_WORK REQUIRED_
The entries below should be set down again exactly, with every picture left out.

_RECORDS FOR THE TASK_
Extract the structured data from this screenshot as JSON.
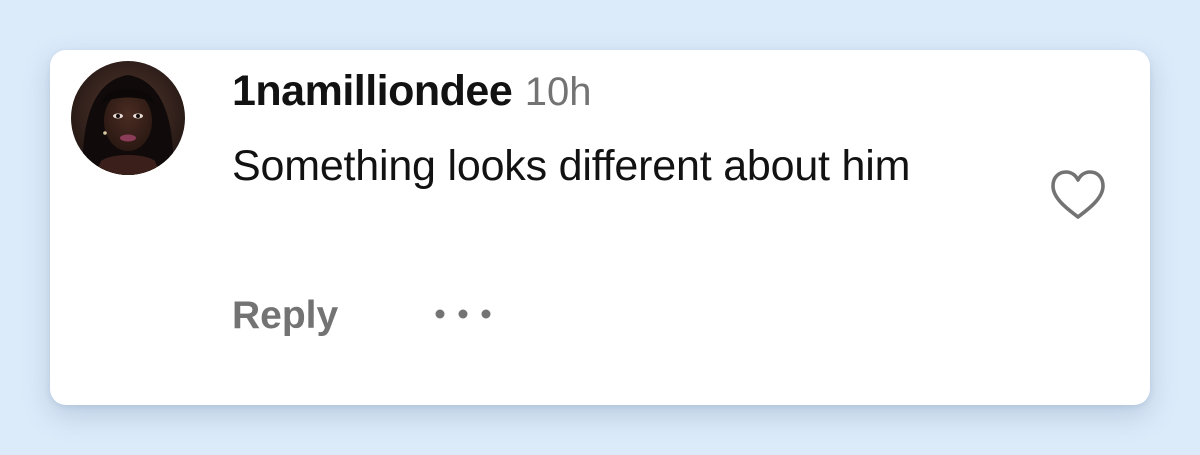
{
  "comment": {
    "username": "1namilliondee",
    "timestamp": "10h",
    "text": "Something looks different about him",
    "actions": {
      "reply_label": "Reply",
      "more_icon": "more-horizontal-icon",
      "like_icon": "heart-outline-icon"
    },
    "avatar_icon": "user-avatar"
  },
  "colors": {
    "page_background": "#dcebfa",
    "card_background": "#ffffff",
    "primary_text": "#121212",
    "secondary_text": "#737373"
  }
}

_RESULT_
Extract the structured data from this screenshot as JSON.
{
  "comment": {
    "username": "1namilliondee",
    "timestamp": "10h",
    "text": "Something looks different about him",
    "actions": {
      "reply_label": "Reply",
      "more_icon": "more-horizontal-icon",
      "like_icon": "heart-outline-icon"
    },
    "avatar_icon": "user-avatar"
  },
  "colors": {
    "page_background": "#dcebfa",
    "card_background": "#ffffff",
    "primary_text": "#121212",
    "secondary_text": "#737373"
  }
}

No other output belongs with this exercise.